Finance Minister Avraham Shohat explained at the weekly cabinet meeting, "We did not anticipate the rush of objections, and thus decided to delay the deliberations for a month of further investigations."
The ministerial body agreed to postpone discussion of six structural reforms from the 80 proposals by the Finance Ministry, despite some "concerns raised by Industry and Trade Minister Ran Cohen and the ministry's proactive chief scientist, Orna Berry, as well as many high-tech industry leaders including Zohar Zisapel, co-director of the Israel Biotechnology Organization.
The situation is not healthy in general and worsens the terms governing state support for high technology, and especially for the younger biotech sector.
Shohat said several prominent businessmen had warned him that the decision to increase the rate of return to 4.5 percent of revenue, from the current 3.5 percent, from investments of government capital would "force many of them to move their R&D to other countries where they would get better conditions."
The finance minister's announced "rethinking" came on the same day (Aug. 24) that the study announcing billions in losses was published by the Institute for Advanced Strategic and Political Studies in Jerusalem.
The study, compiled by Adam Ruskin and based primarily on data provided by the Finance Ministry, the Central Bureau of Statistics and the Chief Scientist's Office, showed that $3.86 billion in R&D subsidies had been given to private industry, yet only $559 million was returned in royalties.
Ruskin questioned the need to support Israel's richest companies when its youngest need encouragement from the state, stating that "some of this state aid was being misdirected by big business into bigger profits or distributed dividends" rather than in R&D. These subsidies to big companies have reached $18 million a year per firm, comprising anywhere from 5 percent to 300 percent of the companies' profits before tax, which Ruskin called "subsidies for shareholders."
He summed up by saying, "The Israeli government takes the taxpayers' hard-earned money and distributes it via the Chief Scientist's Office to companies and shareholders who are already among the wealthiest people in Israel. Why does a rich and profitable company like Teva need a government handout, when they make a perfectly good living without state support?"
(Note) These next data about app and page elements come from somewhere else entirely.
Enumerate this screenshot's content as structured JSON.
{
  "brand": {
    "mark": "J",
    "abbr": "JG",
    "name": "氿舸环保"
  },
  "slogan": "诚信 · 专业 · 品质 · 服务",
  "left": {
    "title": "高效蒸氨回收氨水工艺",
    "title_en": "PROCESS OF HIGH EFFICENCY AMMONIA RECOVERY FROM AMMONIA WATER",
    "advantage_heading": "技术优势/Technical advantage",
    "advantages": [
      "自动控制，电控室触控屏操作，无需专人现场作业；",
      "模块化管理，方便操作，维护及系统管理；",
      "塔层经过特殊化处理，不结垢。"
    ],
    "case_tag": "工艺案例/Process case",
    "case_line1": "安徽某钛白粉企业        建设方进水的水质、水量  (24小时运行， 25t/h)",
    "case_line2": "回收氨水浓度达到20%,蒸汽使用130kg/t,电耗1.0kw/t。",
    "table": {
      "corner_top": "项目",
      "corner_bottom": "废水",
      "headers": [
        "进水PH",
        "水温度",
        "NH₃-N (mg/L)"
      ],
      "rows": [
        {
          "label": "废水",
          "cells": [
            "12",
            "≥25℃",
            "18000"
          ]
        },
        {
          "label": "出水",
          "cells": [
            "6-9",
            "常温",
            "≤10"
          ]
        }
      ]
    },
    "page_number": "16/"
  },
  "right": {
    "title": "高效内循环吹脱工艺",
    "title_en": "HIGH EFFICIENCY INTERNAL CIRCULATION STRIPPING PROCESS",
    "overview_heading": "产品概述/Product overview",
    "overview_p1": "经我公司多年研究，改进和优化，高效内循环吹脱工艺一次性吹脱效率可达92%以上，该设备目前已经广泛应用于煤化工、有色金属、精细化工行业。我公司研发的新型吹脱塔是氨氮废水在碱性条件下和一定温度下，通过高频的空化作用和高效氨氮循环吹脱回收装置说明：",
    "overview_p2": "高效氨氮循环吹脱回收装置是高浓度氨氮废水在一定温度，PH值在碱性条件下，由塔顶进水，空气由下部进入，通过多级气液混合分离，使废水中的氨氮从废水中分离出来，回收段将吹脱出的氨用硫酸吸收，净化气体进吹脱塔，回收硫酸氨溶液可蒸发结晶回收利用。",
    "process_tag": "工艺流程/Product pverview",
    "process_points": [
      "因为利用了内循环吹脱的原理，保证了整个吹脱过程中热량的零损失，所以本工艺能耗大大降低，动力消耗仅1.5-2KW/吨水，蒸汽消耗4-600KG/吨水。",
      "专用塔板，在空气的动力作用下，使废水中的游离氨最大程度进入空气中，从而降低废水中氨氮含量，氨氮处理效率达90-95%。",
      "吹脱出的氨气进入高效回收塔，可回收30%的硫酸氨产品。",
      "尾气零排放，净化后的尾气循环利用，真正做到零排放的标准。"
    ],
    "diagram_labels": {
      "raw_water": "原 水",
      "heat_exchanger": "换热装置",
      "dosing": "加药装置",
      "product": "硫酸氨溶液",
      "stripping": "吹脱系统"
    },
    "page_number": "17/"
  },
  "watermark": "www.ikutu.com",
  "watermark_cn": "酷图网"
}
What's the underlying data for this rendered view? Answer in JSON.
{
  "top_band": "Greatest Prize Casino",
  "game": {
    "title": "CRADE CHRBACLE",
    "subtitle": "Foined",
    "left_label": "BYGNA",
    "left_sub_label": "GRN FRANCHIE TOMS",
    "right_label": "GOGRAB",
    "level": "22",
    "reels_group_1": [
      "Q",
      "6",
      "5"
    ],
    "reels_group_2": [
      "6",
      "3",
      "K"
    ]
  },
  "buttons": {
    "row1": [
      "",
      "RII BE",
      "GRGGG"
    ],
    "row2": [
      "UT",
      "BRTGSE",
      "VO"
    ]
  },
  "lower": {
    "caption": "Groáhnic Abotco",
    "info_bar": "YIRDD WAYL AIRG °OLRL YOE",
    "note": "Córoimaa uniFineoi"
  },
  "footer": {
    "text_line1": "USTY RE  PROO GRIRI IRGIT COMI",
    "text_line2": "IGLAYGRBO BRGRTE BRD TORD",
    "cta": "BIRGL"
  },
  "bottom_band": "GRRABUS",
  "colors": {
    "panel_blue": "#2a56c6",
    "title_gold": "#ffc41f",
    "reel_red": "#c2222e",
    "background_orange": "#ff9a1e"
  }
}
The study said mediocre R&D is being supported at the expense of more advanced research efforts, by approving some 75 percent of all grant applications because "state employees working for the Chief Scientist's Office have no incentive to look at the bottom line of their investments. They won't lose their jobs if their financing decisions don't pay off like their colleagues in the private sector."
By comparison, the Israeli government provides one of the highest levels of aid for private R&D: Fifteen times the customary level in Switzerland and Japan, and twice that of the OECD countries. On the other hand, Ruskin speculated that, based on venture capital experience elsewhere, if the government were to withhold financing from start-ups totally, private venture funds would provide cash for companies worthy of investment anyway.